Graham is not a poet of language so much a poet of mark and gesture. His fundamental unit of work is not the word but the expressive stroke. That is to say: he’s just another Cornish Expressionist, like his friends.

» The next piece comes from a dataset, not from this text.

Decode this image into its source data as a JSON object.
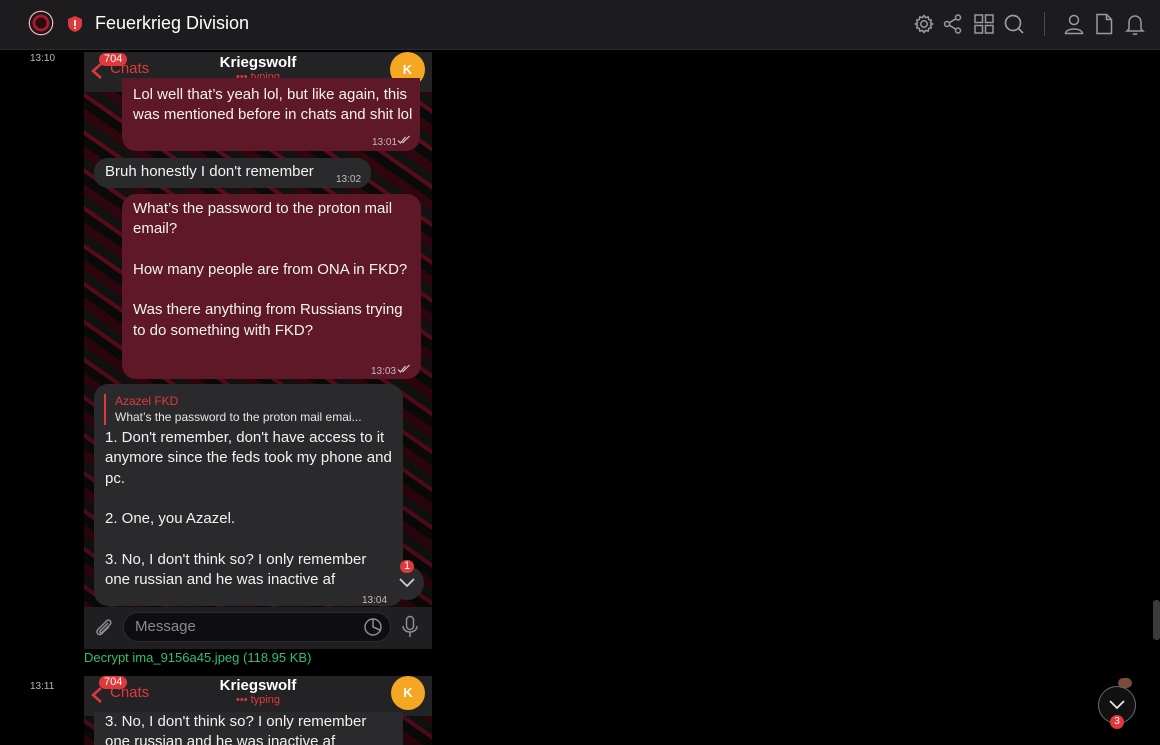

“I should be so considerate of anyone who showed me friendship,” he says early in the novel. “All their wishes should be mine. I should follow them everywhere, like a dog.” Then he adds, with less than dog-like humility: “I am endlessly kind. But the people I have known have never appreciated this fact.”